Editorial: Prophet for our times
8th September 2012
Cardinal Carlo Maria Martini must have known what he was doing when he gave an interview, to be published after his death, that amounted to a sweeping indictment of the last two papacies. Now that the former Archbishop of Milan has passed away after a long struggle with Parkinson’s disease, the interview has appeared in the pages of Corriere della Sera where he used to write a regular column, and on pages 8-9 of this edition of The Tablet. Needless to say this is not the usual behaviour of retired cardinal archbishop, but he was no ordinary man. By many accounts he could have been elected pope after the death of John Paul II, but let it be known he was not fit enough for the task.
It is not unreasonable, therefore, to read this interview as an agenda for a papacy that never was, but might have been. It would have been very different from the Ratzinger papacy, with much more emphasis on reform than on continuity. There is currently a discernible sense among Catholics of waiting for the next papacy, with little expectation that the present one will provide any new surprises. What Cardinal Martini seems to have done from beyond the grave, therefore, is to present a manifesto for the next conclave, to be taken up by whoever becomes the standard-bearer of those who think like him – Cardinal Christoph Schönborn of Vienna, perhaps.
Cardinal Martini’s gift to the Church is to make certain things sayable again at the highest level – for instance that, as he declared on another occasion, Humanae Vitae was a grave mistake; and that the denial of Holy Communion to Catholics who have divorced and remarried is an abuse of power and an injustice.
As Cardinal Martini noted, these are among the reasons why the Catholic Church in Europe seems to be losing the allegiance of an entire generation. ‘We have to ask ourselves if people are still listening to the advice of the Church regarding sexuality.

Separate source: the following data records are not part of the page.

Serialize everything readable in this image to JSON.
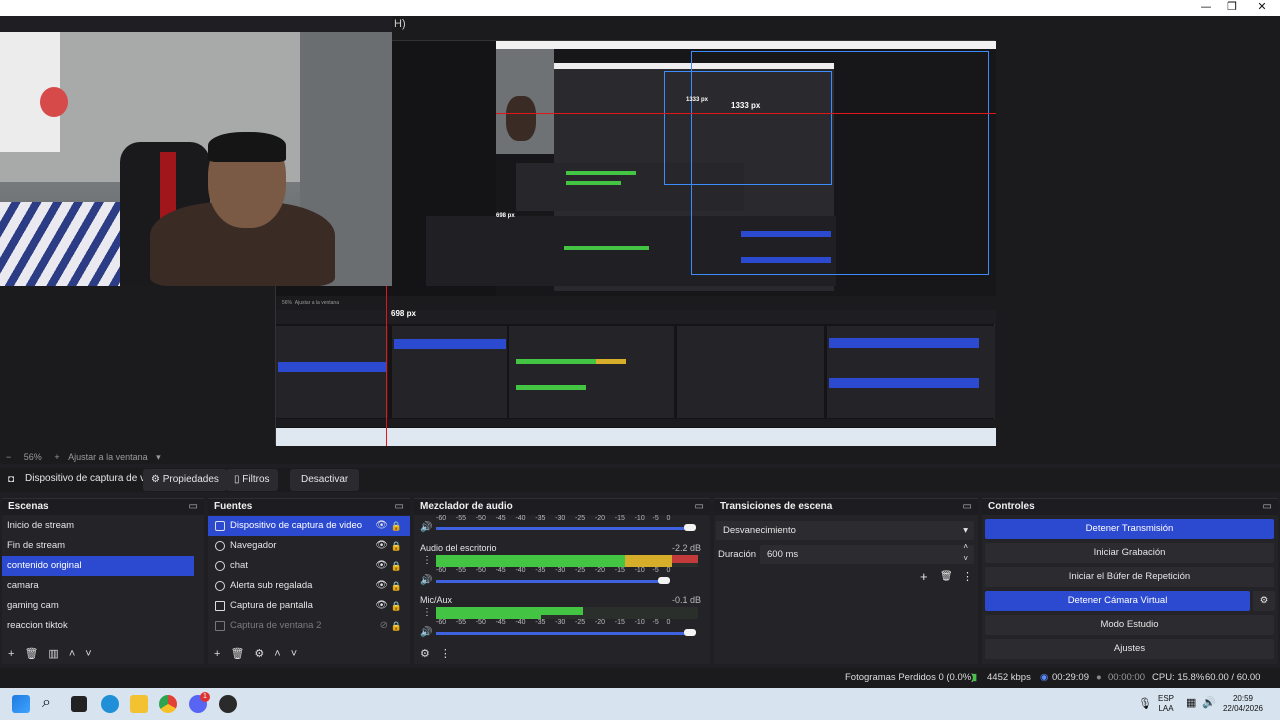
{
  "window": {
    "menu_fragment": "H)",
    "controls": [
      "—",
      "❐",
      "✕"
    ]
  },
  "preview": {
    "inner_zoom_text": "56%",
    "inner_fit_text": "Ajustar a la ventana",
    "measure_698": "698 px",
    "measure_1333": "1333 px",
    "measure_1333_small": "1333 px",
    "measure_698_small": "698 px"
  },
  "zoombar": {
    "zoom": "56%",
    "fit": "Ajustar a la ventana"
  },
  "source_toolbar": {
    "source_name": "Dispositivo de captura de v",
    "properties": "Propiedades",
    "filters": "Filtros",
    "deactivate": "Desactivar"
  },
  "scenes": {
    "title": "Escenas",
    "items": [
      {
        "label": "Inicio de stream"
      },
      {
        "label": "Fin de stream"
      },
      {
        "label": "contenido original"
      },
      {
        "label": "camara"
      },
      {
        "label": "gaming cam"
      },
      {
        "label": "reaccion tiktok"
      }
    ],
    "selected_index": 2
  },
  "sources": {
    "title": "Fuentes",
    "items": [
      {
        "label": "Dispositivo de captura de video",
        "icon": "camera-icon"
      },
      {
        "label": "Navegador",
        "icon": "globe-icon"
      },
      {
        "label": "chat",
        "icon": "globe-icon"
      },
      {
        "label": "Alerta sub regalada",
        "icon": "globe-icon"
      },
      {
        "label": "Captura de pantalla",
        "icon": "monitor-icon"
      },
      {
        "label": "Captura de ventana 2",
        "icon": "window-icon"
      }
    ]
  },
  "mixer": {
    "title": "Mezclador de audio",
    "scale": [
      "-60",
      "-55",
      "-50",
      "-45",
      "-40",
      "-35",
      "-30",
      "-25",
      "-20",
      "-15",
      "-10",
      "-5",
      "0"
    ],
    "channels": [
      {
        "name": "",
        "db": ""
      },
      {
        "name": "Audio del escritorio",
        "db": "-2.2 dB"
      },
      {
        "name": "Mic/Aux",
        "db": "-0.1 dB"
      }
    ]
  },
  "transitions": {
    "title": "Transiciones de escena",
    "selected": "Desvanecimiento",
    "duration_label": "Duración",
    "duration_value": "600 ms"
  },
  "controls": {
    "title": "Controles",
    "stop_stream": "Detener Transmisión",
    "start_recording": "Iniciar Grabación",
    "start_replay": "Iniciar el Búfer de Repetición",
    "stop_virtual_cam": "Detener Cámara Virtual",
    "studio_mode": "Modo Estudio",
    "settings": "Ajustes"
  },
  "status": {
    "dropped": "Fotogramas Perdidos 0 (0.0%)",
    "bitrate": "4452 kbps",
    "stream_time": "00:29:09",
    "rec_time": "00:00:00",
    "cpu": "CPU: 15.8%",
    "fps": "60.00 / 60.00 FPS"
  },
  "taskbar": {
    "lang": "ESP",
    "layout": "LAA",
    "time": "20:59",
    "date": "22/04/2026",
    "badge": "1"
  }
}
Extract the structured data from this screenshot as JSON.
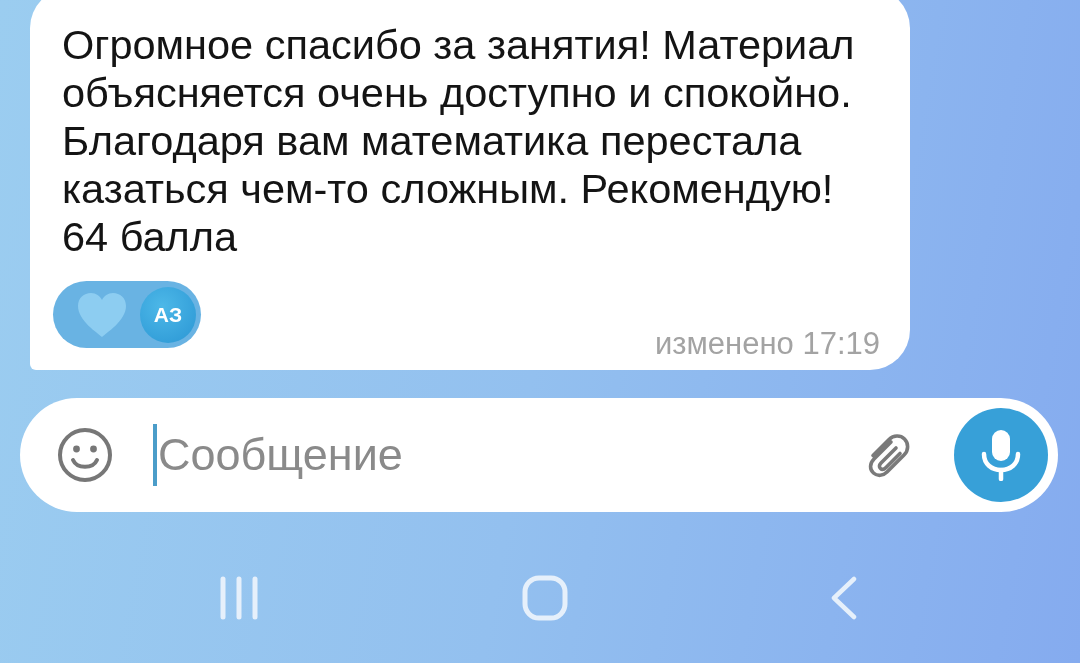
{
  "message": {
    "text": "Огромное спасибо за занятия! Материал объясняется очень доступно и спокойно. Благодаря вам математика перестала казаться чем-то сложным. Рекомендую!\n64 балла",
    "reactions": [
      {
        "initials": "АЗ"
      }
    ],
    "status": "изменено 17:19"
  },
  "composer": {
    "placeholder": "Сообщение",
    "focused": true
  },
  "nav_bar": {
    "buttons": [
      {
        "kind": "recents"
      },
      {
        "kind": "home"
      },
      {
        "kind": "back"
      }
    ]
  }
}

Is the Church still an authoritative point of reference in this field or is it just a caricature in the media?’ There was not much doubt where he stood.
People who do not have a vote, tend to vote with their feet. And it is at the heart of Cardinal Martini’s protest that the grand vision of the Second Vatican Council represented by the concept of collegiality has been systematically frustrated. The theory was that the government of the Church belonged essentially to the college of bishops, under the leadership of the Bishop of Rome. And the collegial principle of collaboration and participation reached downwards to dioceses and parishes.
On the contrary, the government of the Church has remained in the hands of the Vatican curia, acting – not always with his knowledge and consent – as agents of the Pope. Collegiality was meant to displace this top-down ultramontane model. But the measures introduced to achieve this after Vatican II were half-hearted and easily thwarted. As a result, Catholics at all levels, from cardinals downwards it seems, feel excluded, lacking a sense of ownership. Cardinal Martini’s own efforts to involve the Milanese faithful in decision-making were frustrated by the Vatican.
This saintly man, greatly loved in his own diocese, has spoken truth to power. ‘The Church is tired in affluent Europe and in America. Our culture has grown old, our Churches are big, our religious houses are empty, the bureaucracy of our Churches is growing out of proportion, our liturgies and our vestments are pompous ... The Church is 200 years behind the times. How come it doesn’t rouse itself? Are we afraid? Fearful instead of courageous?’ This is the authentic voice of an Old Testament prophet, castigating the mighty in the name of the Lord. The Church should be grateful for it.